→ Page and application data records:
BEGIN

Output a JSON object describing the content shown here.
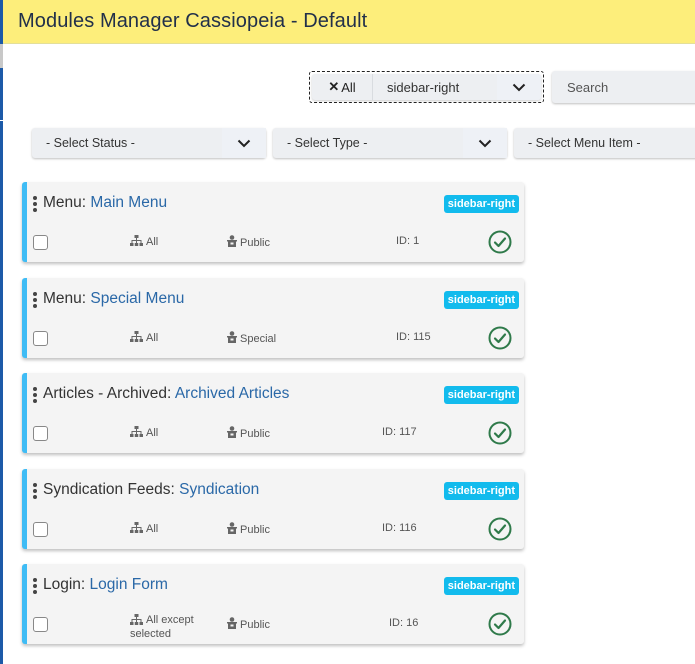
{
  "header": {
    "title": "Modules Manager Cassiopeia - Default"
  },
  "position_filter": {
    "clear_label": "All",
    "clear_icon": "times-icon",
    "value": "sidebar-right",
    "caret_icon": "chevron-down-icon"
  },
  "search": {
    "placeholder": "Search"
  },
  "filters": {
    "status": "- Select Status -",
    "type": "- Select Type -",
    "menu_item": "- Select Menu Item -"
  },
  "modules": [
    {
      "type": "Menu:",
      "title": "Main Menu",
      "position": "sidebar-right",
      "pages": "All",
      "access": "Public",
      "id": "ID: 1",
      "status": "published"
    },
    {
      "type": "Menu:",
      "title": "Special Menu",
      "position": "sidebar-right",
      "pages": "All",
      "access": "Special",
      "id": "ID: 115",
      "status": "published"
    },
    {
      "type": "Articles - Archived:",
      "title": "Archived Articles",
      "position": "sidebar-right",
      "pages": "All",
      "access": "Public",
      "id": "ID: 117",
      "status": "published"
    },
    {
      "type": "Syndication Feeds:",
      "title": "Syndication",
      "position": "sidebar-right",
      "pages": "All",
      "access": "Public",
      "id": "ID: 116",
      "status": "published"
    },
    {
      "type": "Login:",
      "title": "Login Form",
      "position": "sidebar-right",
      "pages_line1": "All except",
      "pages_line2": "selected",
      "access": "Public",
      "id": "ID: 16",
      "status": "published"
    }
  ],
  "colors": {
    "header_bg": "#fdee7b",
    "accent": "#3fbcf5",
    "badge": "#12bbed",
    "link": "#2a68a7",
    "published": "#2f7a4a"
  }
}
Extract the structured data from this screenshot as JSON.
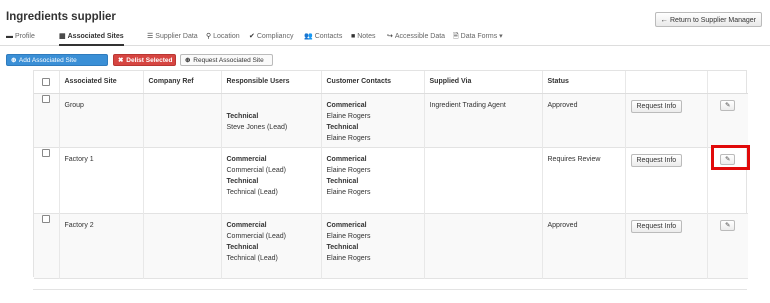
{
  "page": {
    "title": "Ingredients supplier",
    "return_label": "Return to Supplier Manager"
  },
  "tabs": [
    {
      "icon": "▬",
      "label": "Profile"
    },
    {
      "icon": "▦",
      "label": "Associated Sites"
    },
    {
      "icon": "☰",
      "label": "Supplier Data"
    },
    {
      "icon": "⚲",
      "label": "Location"
    },
    {
      "icon": "✔",
      "label": "Compliancy"
    },
    {
      "icon": "👥",
      "label": "Contacts"
    },
    {
      "icon": "■",
      "label": "Notes"
    },
    {
      "icon": "↪",
      "label": "Accessible Data"
    },
    {
      "icon": "🗎",
      "label": "Data Forms ▾"
    }
  ],
  "actions": {
    "add_label": "Add Associated Site",
    "delist_label": "Delist Selected",
    "request_label": "Request Associated Site"
  },
  "table": {
    "headers": [
      "Associated Site",
      "Company Ref",
      "Responsible Users",
      "Customer Contacts",
      "Supplied Via",
      "Status"
    ],
    "rows": [
      {
        "site": "Group",
        "company_ref": "",
        "responsible": [
          {
            "text": "",
            "bold": false
          },
          {
            "text": "Technical",
            "bold": true
          },
          {
            "text": "Steve Jones (Lead)",
            "bold": false
          }
        ],
        "contacts": [
          {
            "text": "Commerical",
            "bold": true
          },
          {
            "text": "Elaine Rogers",
            "bold": false
          },
          {
            "text": "Technical",
            "bold": true
          },
          {
            "text": "Elaine Rogers",
            "bold": false
          }
        ],
        "supplied_via": "Ingredient Trading Agent",
        "status": "Approved",
        "request_info": "Request Info"
      },
      {
        "site": "Factory 1",
        "company_ref": "",
        "responsible": [
          {
            "text": "Commercial",
            "bold": true
          },
          {
            "text": "Commercial (Lead)",
            "bold": false
          },
          {
            "text": "Technical",
            "bold": true
          },
          {
            "text": "Technical (Lead)",
            "bold": false
          }
        ],
        "contacts": [
          {
            "text": "Commerical",
            "bold": true
          },
          {
            "text": "Elaine Rogers",
            "bold": false
          },
          {
            "text": "Technical",
            "bold": true
          },
          {
            "text": "Elaine Rogers",
            "bold": false
          }
        ],
        "supplied_via": "",
        "status": "Requires Review",
        "request_info": "Request Info"
      },
      {
        "site": "Factory 2",
        "company_ref": "",
        "responsible": [
          {
            "text": "Commercial",
            "bold": true
          },
          {
            "text": "Commercial (Lead)",
            "bold": false
          },
          {
            "text": "Technical",
            "bold": true
          },
          {
            "text": "Technical (Lead)",
            "bold": false
          }
        ],
        "contacts": [
          {
            "text": "Commerical",
            "bold": true
          },
          {
            "text": "Elaine Rogers",
            "bold": false
          },
          {
            "text": "Technical",
            "bold": true
          },
          {
            "text": "Elaine Rogers",
            "bold": false
          }
        ],
        "supplied_via": "",
        "status": "Approved",
        "request_info": "Request Info"
      }
    ]
  },
  "colors": {
    "add_button": "#3a8fd6",
    "delist_button": "#d64541",
    "highlight": "#e10a0a"
  }
}
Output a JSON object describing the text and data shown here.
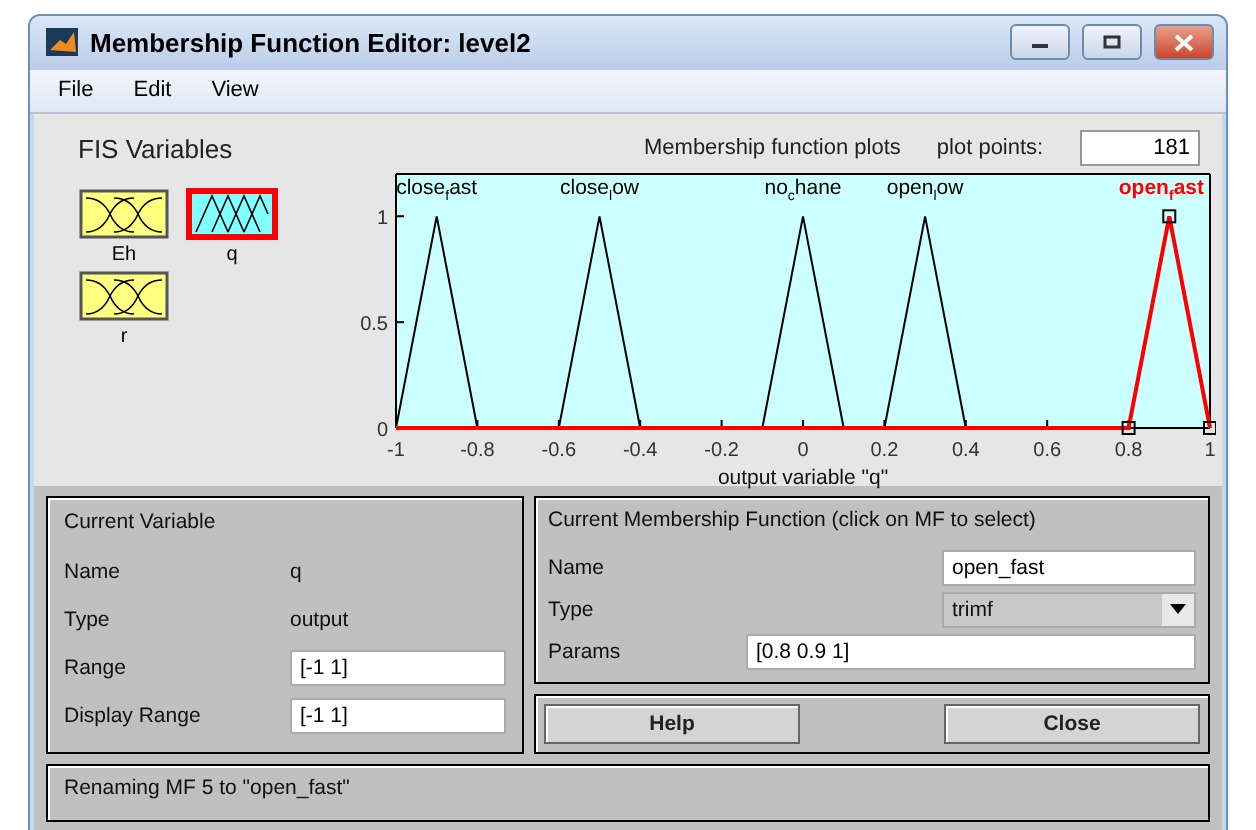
{
  "window": {
    "title": "Membership Function Editor: level2"
  },
  "menu": [
    "File",
    "Edit",
    "View"
  ],
  "fis_variables": {
    "title": "FIS Variables",
    "items": [
      {
        "name": "Eh",
        "kind": "input",
        "selected": false
      },
      {
        "name": "q",
        "kind": "output",
        "selected": true
      },
      {
        "name": "r",
        "kind": "input",
        "selected": false
      }
    ]
  },
  "plot": {
    "title": "Membership function plots",
    "plot_points_label": "plot points:",
    "plot_points": "181",
    "mf_selection": [
      {
        "selected": false
      },
      {
        "selected": false
      },
      {
        "selected": false
      },
      {
        "selected": false
      },
      {
        "selected": true
      }
    ],
    "chart_data": {
      "type": "line",
      "xlabel": "output variable \"q\"",
      "xlim": [
        -1,
        1
      ],
      "ylim": [
        0,
        1.2
      ],
      "xticks": [
        -1,
        -0.8,
        -0.6,
        -0.4,
        -0.2,
        0,
        0.2,
        0.4,
        0.6,
        0.8,
        1
      ],
      "yticks": [
        0,
        0.5,
        1
      ],
      "x": [
        -1,
        -0.9,
        -0.8,
        -0.7,
        -0.6,
        -0.5,
        -0.4,
        -0.3,
        -0.2,
        -0.1,
        0,
        0.1,
        0.2,
        0.3,
        0.4,
        0.5,
        0.6,
        0.7,
        0.8,
        0.9,
        1
      ],
      "series": [
        {
          "name": "close$_{f}$ast",
          "color": "#000000",
          "values": [
            0,
            1,
            0,
            null,
            null,
            null,
            null,
            null,
            null,
            null,
            null,
            null,
            null,
            null,
            null,
            null,
            null,
            null,
            null,
            null,
            null
          ]
        },
        {
          "name": "close$_{l}$ow",
          "color": "#000000",
          "values": [
            null,
            null,
            null,
            null,
            0,
            1,
            0,
            null,
            null,
            null,
            null,
            null,
            null,
            null,
            null,
            null,
            null,
            null,
            null,
            null,
            null
          ]
        },
        {
          "name": "no$_{c}$hane",
          "color": "#000000",
          "values": [
            null,
            null,
            null,
            null,
            null,
            null,
            null,
            null,
            null,
            0,
            1,
            0,
            null,
            null,
            null,
            null,
            null,
            null,
            null,
            null,
            null
          ]
        },
        {
          "name": "open$_{l}$ow",
          "color": "#000000",
          "values": [
            null,
            null,
            null,
            null,
            null,
            null,
            null,
            null,
            null,
            null,
            null,
            null,
            0,
            1,
            0,
            null,
            null,
            null,
            null,
            null,
            null
          ]
        },
        {
          "name": "open$_{f}$ast",
          "color": "#ff0000",
          "values": [
            0,
            0,
            0,
            0,
            0,
            0,
            0,
            0,
            0,
            0,
            0,
            0,
            0,
            0,
            0,
            0,
            0,
            0,
            0,
            1,
            0
          ]
        }
      ]
    }
  },
  "current_variable": {
    "title": "Current Variable",
    "rows": [
      {
        "label": "Name",
        "value": "q",
        "kind": "text"
      },
      {
        "label": "Type",
        "value": "output",
        "kind": "text"
      },
      {
        "label": "Range",
        "value": "[-1 1]",
        "kind": "field"
      },
      {
        "label": "Display Range",
        "value": "[-1 1]",
        "kind": "field"
      }
    ]
  },
  "current_mf": {
    "title": "Current Membership Function (click on MF to select)",
    "name_label": "Name",
    "name": "open_fast",
    "type_label": "Type",
    "type": "trimf",
    "params_label": "Params",
    "params": "[0.8 0.9 1]"
  },
  "buttons": [
    "Help",
    "Close"
  ],
  "status": "Renaming MF 5 to \"open_fast\""
}
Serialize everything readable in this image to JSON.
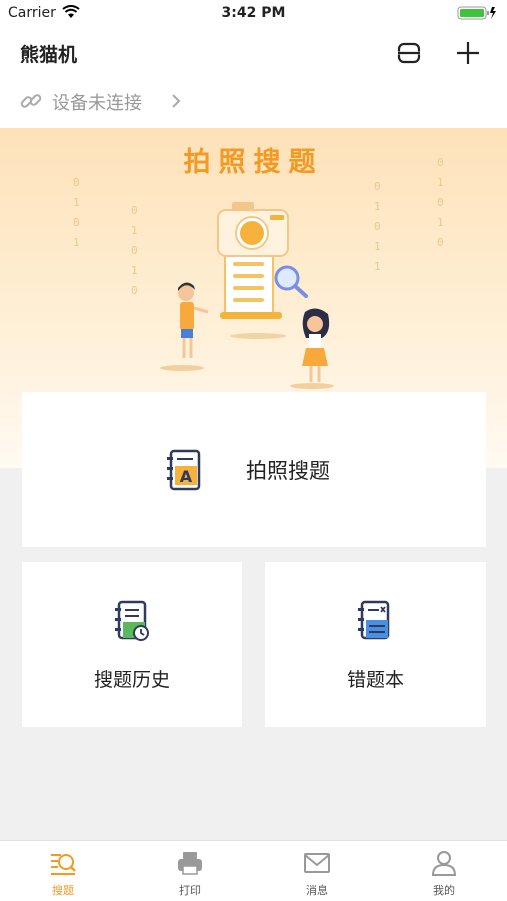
{
  "status_bar": {
    "carrier": "Carrier",
    "time": "3:42 PM"
  },
  "nav": {
    "title": "熊猫机",
    "scan_icon": "scan-icon",
    "add_icon": "plus-icon"
  },
  "device": {
    "status_text": "设备未连接",
    "icon": "link-icon"
  },
  "banner": {
    "heading": "拍照搜题"
  },
  "cards": {
    "main": {
      "label": "拍照搜题",
      "icon": "book-a-icon"
    },
    "history": {
      "label": "搜题历史",
      "icon": "history-notebook-icon"
    },
    "wrong": {
      "label": "错题本",
      "icon": "wrong-notebook-icon"
    }
  },
  "tabbar": {
    "tabs": [
      {
        "label": "搜题",
        "active": true
      },
      {
        "label": "打印",
        "active": false
      },
      {
        "label": "消息",
        "active": false
      },
      {
        "label": "我的",
        "active": false
      }
    ]
  },
  "colors": {
    "accent": "#f29a22",
    "background": "#f0f0f0"
  }
}
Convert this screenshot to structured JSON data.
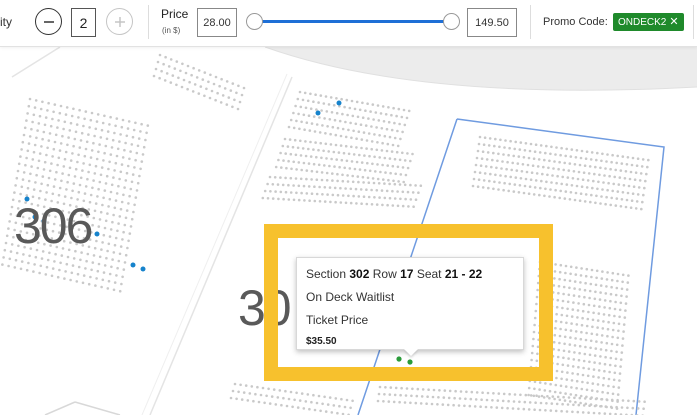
{
  "toolbar": {
    "quantity_label": "ity",
    "quantity_value": "2",
    "price_label": "Price",
    "price_sub": "(in $)",
    "price_min": "28.00",
    "price_max": "149.50",
    "promo_label": "Promo Code:",
    "promo_code": "ONDECK2",
    "promo_remove": "✕",
    "accent_color": "#1e6fd6",
    "promo_color": "#1f8a2b"
  },
  "map": {
    "section_left": "306",
    "section_center": "30"
  },
  "tooltip": {
    "section_label": "Section",
    "section_value": "302",
    "row_label": "Row",
    "row_value": "17",
    "seat_label": "Seat",
    "seat_value": "21 - 22",
    "waitlist": "On Deck Waitlist",
    "ticket_price_label": "Ticket Price",
    "ticket_price": "$35.50",
    "highlight_color": "#f7c12d"
  }
}
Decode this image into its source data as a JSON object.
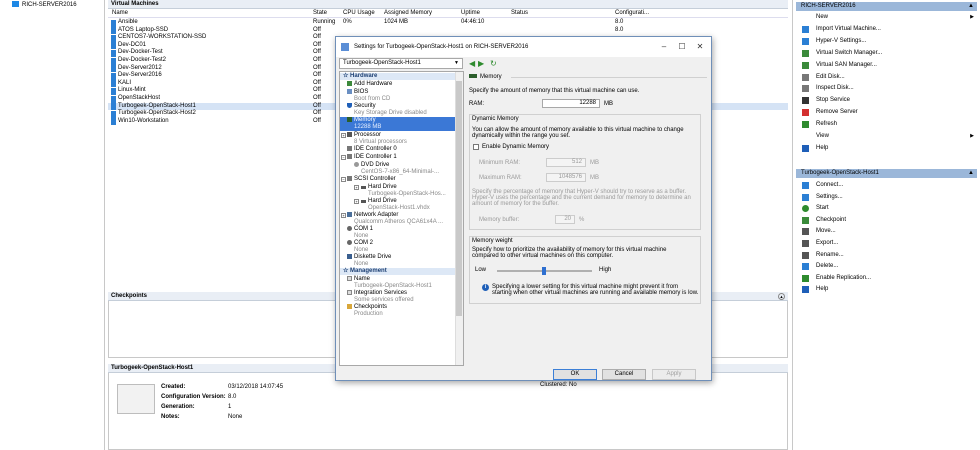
{
  "tree": {
    "server": "RICH-SERVER2016"
  },
  "vms": {
    "title": "Virtual Machines",
    "columns": [
      "Name",
      "State",
      "CPU Usage",
      "Assigned Memory",
      "Uptime",
      "Status",
      "Configurati..."
    ],
    "rows": [
      [
        "Ansible",
        "Running",
        "0%",
        "1024 MB",
        "04:46:10",
        "",
        "8.0"
      ],
      [
        "ATOS Laptop-SSD",
        "Off",
        "",
        "",
        "",
        "",
        "8.0"
      ],
      [
        "CENTOS7-WORKSTATION-SSD",
        "Off",
        "",
        "",
        "",
        "",
        ""
      ],
      [
        "Dev-DC01",
        "Off",
        "",
        "",
        "",
        "",
        ""
      ],
      [
        "Dev-Docker-Test",
        "Off",
        "",
        "",
        "",
        "",
        ""
      ],
      [
        "Dev-Docker-Test2",
        "Off",
        "",
        "",
        "",
        "",
        ""
      ],
      [
        "Dev-Server2012",
        "Off",
        "",
        "",
        "",
        "",
        ""
      ],
      [
        "Dev-Server2016",
        "Off",
        "",
        "",
        "",
        "",
        ""
      ],
      [
        "KALI",
        "Off",
        "",
        "",
        "",
        "",
        ""
      ],
      [
        "Linux-Mint",
        "Off",
        "",
        "",
        "",
        "",
        ""
      ],
      [
        "OpenStackHost",
        "Off",
        "",
        "",
        "",
        "",
        ""
      ],
      [
        "Turbogeek-OpenStack-Host1",
        "Off",
        "",
        "",
        "",
        "",
        ""
      ],
      [
        "Turbogeek-OpenStack-Host2",
        "Off",
        "",
        "",
        "",
        "",
        ""
      ],
      [
        "Win10-Workstation",
        "Off",
        "",
        "",
        "",
        "",
        ""
      ]
    ]
  },
  "checkpoints": {
    "title": "Checkpoints"
  },
  "details": {
    "title": "Turbogeek-OpenStack-Host1",
    "created_label": "Created:",
    "created": "03/12/2018 14:07:45",
    "config_label": "Configuration Version:",
    "config": "8.0",
    "gen_label": "Generation:",
    "gen": "1",
    "notes_label": "Notes:",
    "notes": "None",
    "clustered": "Clustered: No"
  },
  "actions": {
    "server_title": "RICH-SERVER2016",
    "server_items": [
      "New",
      "Import Virtual Machine...",
      "Hyper-V Settings...",
      "Virtual Switch Manager...",
      "Virtual SAN Manager...",
      "Edit Disk...",
      "Inspect Disk...",
      "Stop Service",
      "Remove Server",
      "Refresh",
      "View",
      "Help"
    ],
    "vm_title": "Turbogeek-OpenStack-Host1",
    "vm_items": [
      "Connect...",
      "Settings...",
      "Start",
      "Checkpoint",
      "Move...",
      "Export...",
      "Rename...",
      "Delete...",
      "Enable Replication...",
      "Help"
    ]
  },
  "dialog": {
    "title": "Settings for Turbogeek-OpenStack-Host1 on RICH-SERVER2016",
    "vm_selector": "Turbogeek-OpenStack-Host1",
    "hw_section": "Hardware",
    "mgmt_section": "Management",
    "items": {
      "add_hw": "Add Hardware",
      "bios": "BIOS",
      "bios_sub": "Boot from CD",
      "security": "Security",
      "security_sub": "Key Storage Drive disabled",
      "memory": "Memory",
      "memory_sub": "12288 MB",
      "processor": "Processor",
      "processor_sub": "8 Virtual processors",
      "ide0": "IDE Controller 0",
      "ide1": "IDE Controller 1",
      "dvd": "DVD Drive",
      "dvd_sub": "CentOS-7-x86_64-Minimal-...",
      "scsi": "SCSI Controller",
      "hd1": "Hard Drive",
      "hd1_sub": "Turbogeek-OpenStack-Hos...",
      "hd2": "Hard Drive",
      "hd2_sub": "OpenStack-Host1.vhdx",
      "net": "Network Adapter",
      "net_sub": "Qualcomm Atheros QCA61x4A ...",
      "com1": "COM 1",
      "com1_sub": "None",
      "com2": "COM 2",
      "com2_sub": "None",
      "floppy": "Diskette Drive",
      "floppy_sub": "None",
      "name": "Name",
      "name_sub": "Turbogeek-OpenStack-Host1",
      "integ": "Integration Services",
      "integ_sub": "Some services offered",
      "chk": "Checkpoints",
      "chk_sub": "Production"
    },
    "memory": {
      "group": "Memory",
      "intro": "Specify the amount of memory that this virtual machine can use.",
      "ram_label": "RAM:",
      "ram": "12288",
      "unit": "MB",
      "dyn_title": "Dynamic Memory",
      "dyn_text1": "You can allow the amount of memory available to this virtual machine to change",
      "dyn_text2": "dynamically within the range you set.",
      "dyn_enable": "Enable Dynamic Memory",
      "min_label": "Minimum RAM:",
      "min": "512",
      "max_label": "Maximum RAM:",
      "max": "1048576",
      "buf_text1": "Specify the percentage of memory that Hyper-V should try to reserve as a buffer.",
      "buf_text2": "Hyper-V uses the percentage and the current demand for memory to determine an",
      "buf_text3": "amount of memory for the buffer.",
      "buf_label": "Memory buffer:",
      "buf": "20",
      "pct": "%",
      "weight_title": "Memory weight",
      "weight_text1": "Specify how to prioritize the availability of memory for this virtual machine",
      "weight_text2": "compared to other virtual machines on this computer.",
      "low": "Low",
      "high": "High",
      "info1": "Specifying a lower setting for this virtual machine might prevent it from",
      "info2": "starting when other virtual machines are running and available memory is low."
    },
    "buttons": {
      "ok": "OK",
      "cancel": "Cancel",
      "apply": "Apply"
    }
  }
}
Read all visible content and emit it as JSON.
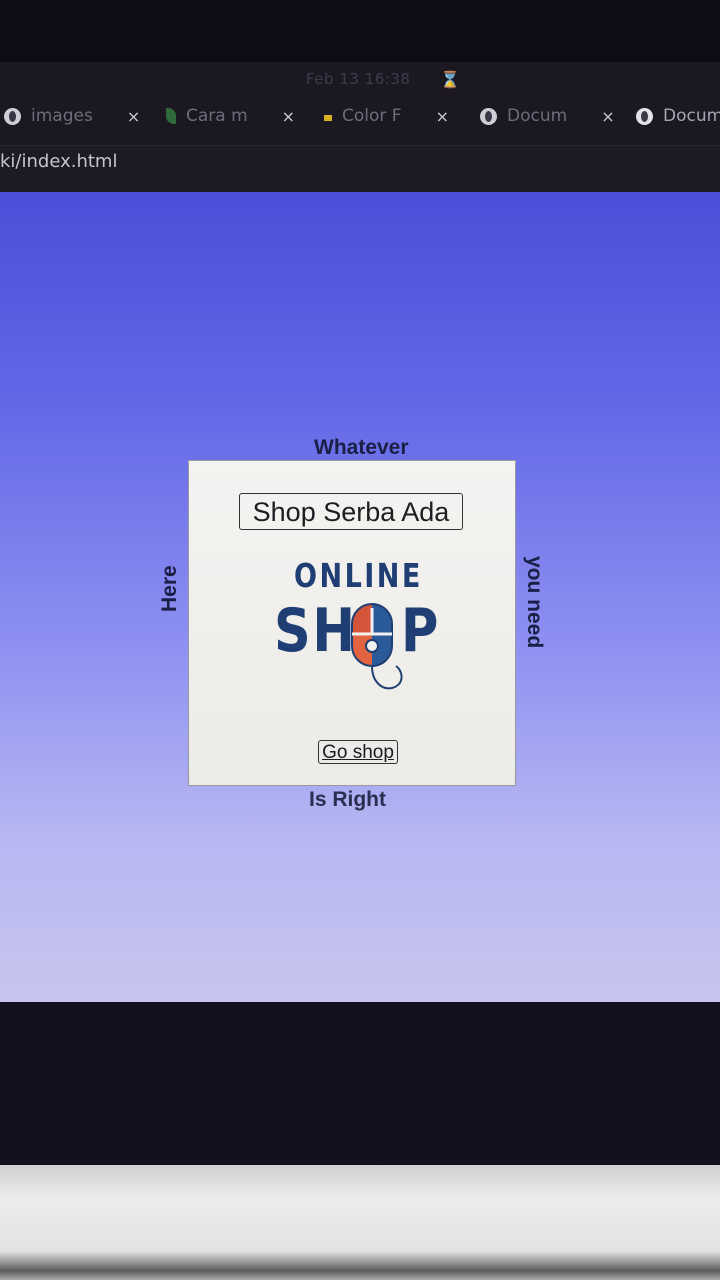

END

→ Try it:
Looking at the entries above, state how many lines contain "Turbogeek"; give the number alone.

→ Answer space:
8